We see the same dynamic at work in the anti-Obamacare lawsuit filed by the Little Sisters of the Poor. These religious are so preoccupied with the sin of contraception that they believe signing a piece of paper stating that they seek a religious exemption from providing birth control coverage to employees who might desire it would be akin to, as one of their apologists put it, hiring a hit man to kill your neighbor. You see, if they sign that paper, their employees could, theoretically, get birth control coverage from the insurance company free of charge – which process the Little Sisters would be putting into motion by seeking an exemption from doing the same. Of course, since the Little Sisters are insured by a company run by the Christian Brothers which, in turn, qualifies for the exemption, this is not really the case, but, hey, who cares – it’s the principle of the thing, right?

This leads one to ask if perhaps the sensibilities of such folks are so delicate that they are unfit to play certain roles in a diverse society like ours – an important question given the continuing consolidation of hospitals and the growing dominance of Catholic health organizations. The Guardian’s Jill Filipovic very aptly describes attempts on the part of religious organizations to play the God card:

Their claim that even this accommodation violates their religious liberty is telling. These ACA-related “religious liberty” arguments aren’t actually about the freedom to exercise your own religion, or the right to be free of doing something that violates your conscience. These assertions are about an overwhelming sense of entitlement on behalf of religious organizations to force anyone within their reach to adhere to their beliefs.

Those playing the God card, be they religious organizations, their affiliates or followers are acting as if their religious liberty and freedom of expresion is contingent upon denying the same rights to others as well as to defend and perpetuate bigotry.
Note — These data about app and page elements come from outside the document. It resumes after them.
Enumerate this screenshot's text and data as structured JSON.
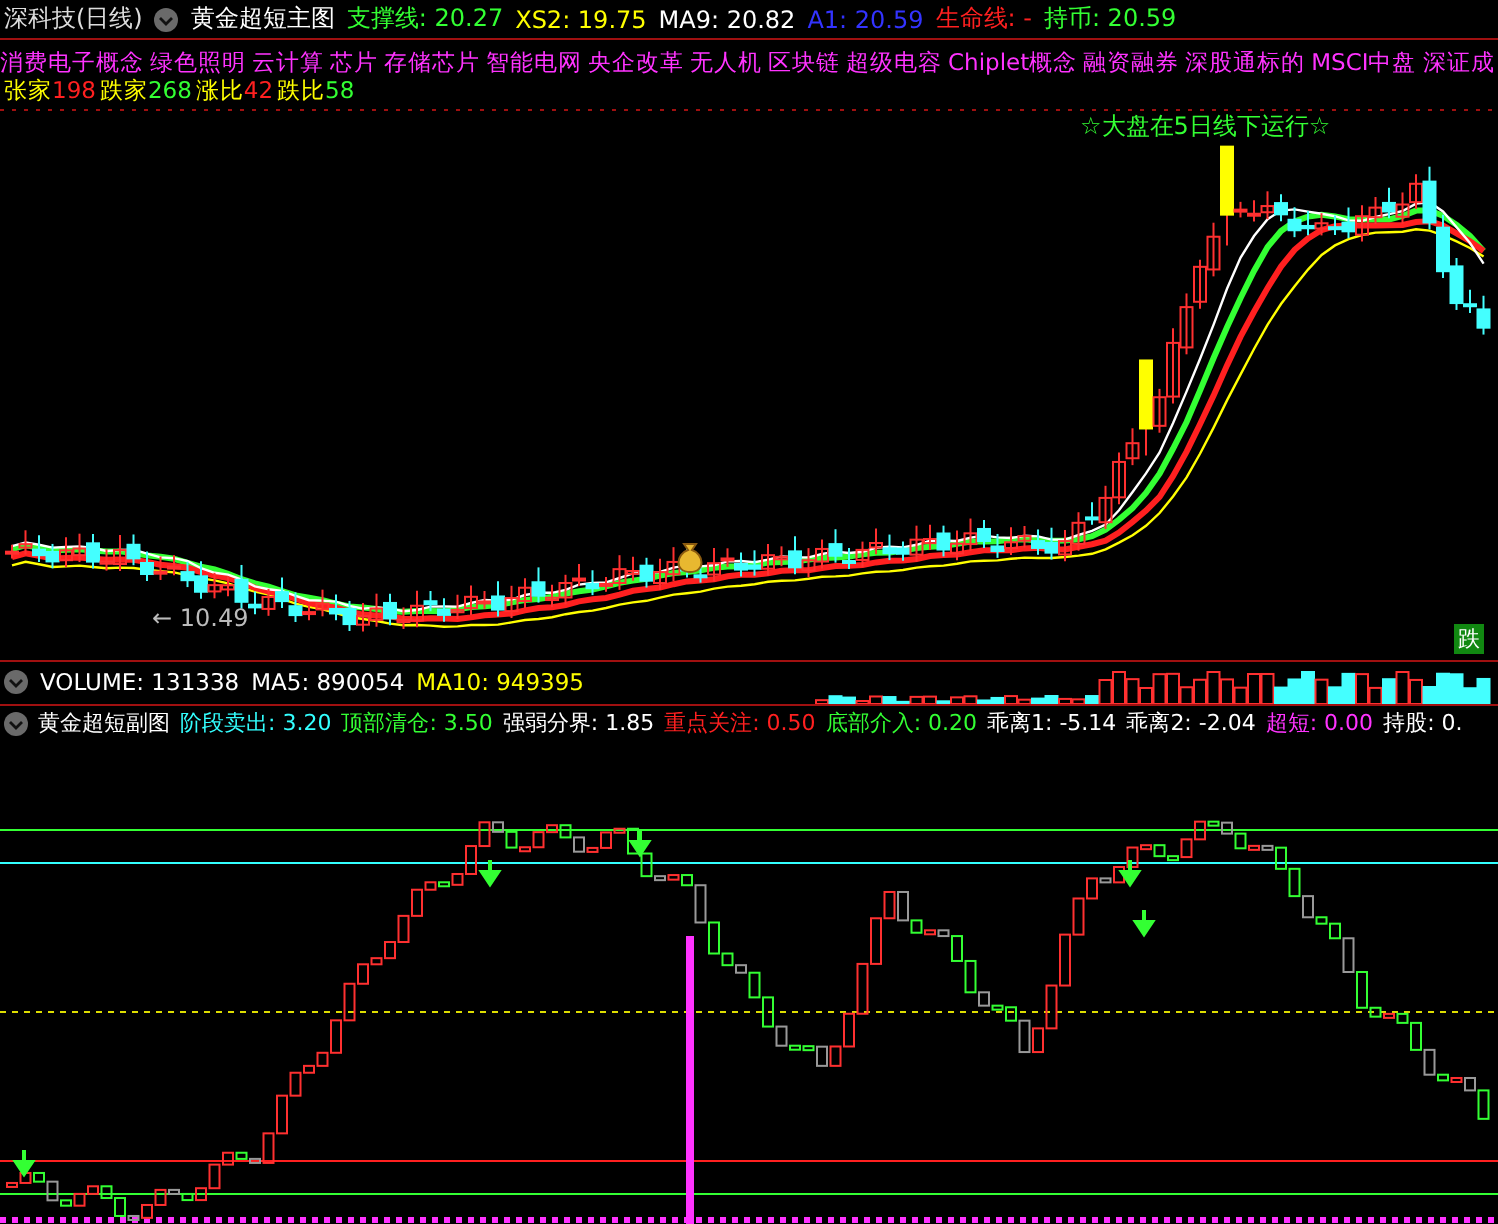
{
  "header": {
    "title": "深科技(日线)",
    "indicator": "黄金超短主图",
    "values": [
      {
        "text": "支撑线: 20.27",
        "color": "#33ff33"
      },
      {
        "text": "XS2: 19.75",
        "color": "#ffff00"
      },
      {
        "text": "MA9: 20.82",
        "color": "#ffffff"
      },
      {
        "text": "A1: 20.59",
        "color": "#3333ff"
      },
      {
        "text": "生命线: -",
        "color": "#ff2020"
      },
      {
        "text": "持币: 20.59",
        "color": "#33ff33"
      }
    ]
  },
  "concepts": [
    "消费电子概念",
    "绿色照明",
    "云计算",
    "芯片",
    "存储芯片",
    "智能电网",
    "央企改革",
    "无人机",
    "区块链",
    "超级电容",
    "Chiplet概念",
    "融资融券",
    "深股通标的",
    "MSCI中盘",
    "深证成"
  ],
  "breadth": [
    {
      "label": "张家",
      "value": "198",
      "color": "#ff2020"
    },
    {
      "label": "跌家",
      "value": "268",
      "color": "#33ff33"
    },
    {
      "label": "涨比",
      "value": "42",
      "color": "#ff2020"
    },
    {
      "label": "跌比",
      "value": "58",
      "color": "#33ff33"
    }
  ],
  "main_chart": {
    "notice": "☆大盘在5日线下运行☆",
    "low_label": "← 10.49",
    "signal": "跌"
  },
  "volume": {
    "values": [
      {
        "text": "VOLUME: 131338",
        "color": "#ffffff"
      },
      {
        "text": "MA5: 890054",
        "color": "#ffffff"
      },
      {
        "text": "MA10: 949395",
        "color": "#ffff00"
      }
    ]
  },
  "sub_chart": {
    "indicator": "黄金超短副图",
    "values": [
      {
        "text": "阶段卖出: 3.20",
        "color": "#33ffff"
      },
      {
        "text": "顶部清仓: 3.50",
        "color": "#33ff33"
      },
      {
        "text": "强弱分界: 1.85",
        "color": "#ffffff"
      },
      {
        "text": "重点关注: 0.50",
        "color": "#ff2020"
      },
      {
        "text": "底部介入: 0.20",
        "color": "#33ff33"
      },
      {
        "text": "乖离1: -5.14",
        "color": "#ffffff"
      },
      {
        "text": "乖离2: -2.04",
        "color": "#ffffff"
      },
      {
        "text": "超短: 0.00",
        "color": "#ff33ff"
      },
      {
        "text": "持股: 0.",
        "color": "#ffffff"
      }
    ]
  }
}
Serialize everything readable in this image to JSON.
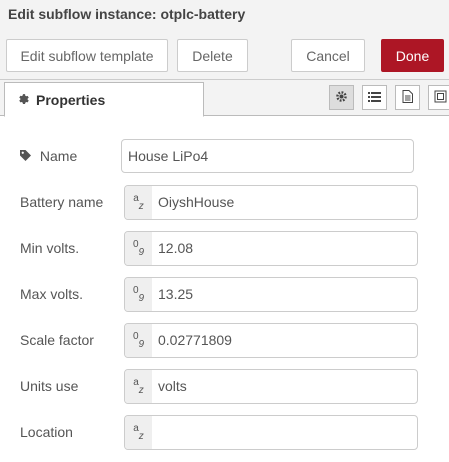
{
  "dialog": {
    "title": "Edit subflow instance: otplc-battery"
  },
  "toolbar": {
    "edit_template_label": "Edit subflow template",
    "delete_label": "Delete",
    "cancel_label": "Cancel",
    "done_label": "Done"
  },
  "tabs": {
    "properties_label": "Properties",
    "icons": [
      "gear-icon",
      "list-icon",
      "document-icon",
      "frame-icon"
    ]
  },
  "form": {
    "name": {
      "label": "Name",
      "value": "House LiPo4"
    },
    "fields": [
      {
        "label": "Battery name",
        "type": "string",
        "type_symbol_top": "a",
        "type_symbol_bottom": "z",
        "value": "OiyshHouse"
      },
      {
        "label": "Min volts.",
        "type": "number",
        "type_symbol_top": "0",
        "type_symbol_bottom": "9",
        "value": "12.08"
      },
      {
        "label": "Max volts.",
        "type": "number",
        "type_symbol_top": "0",
        "type_symbol_bottom": "9",
        "value": "13.25"
      },
      {
        "label": "Scale factor",
        "type": "number",
        "type_symbol_top": "0",
        "type_symbol_bottom": "9",
        "value": "0.02771809"
      },
      {
        "label": "Units use",
        "type": "string",
        "type_symbol_top": "a",
        "type_symbol_bottom": "z",
        "value": "volts"
      },
      {
        "label": "Location",
        "type": "string",
        "type_symbol_top": "a",
        "type_symbol_bottom": "z",
        "value": ""
      }
    ]
  },
  "colors": {
    "primary": "#ad1625",
    "toolbar_bg": "#f3f3f3",
    "border": "#cccccc"
  }
}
This can’t be what the Founders, sons of the Enlightenment that they were, had in mind when they dealt with the vexing issues of religious liberty. As historian Kenneth Davis notes, George Washington wrote that:

All possess alike liberty of conscience and immunity of citizenship. …For happily the Government of the United States, which gives to bigotry no sanction, to persecution no assistance requires only that they who live under its protection should demean themselves as good citizens.

Get that bigots? So much for your frayed God card.

Cross-Posted to DailyKos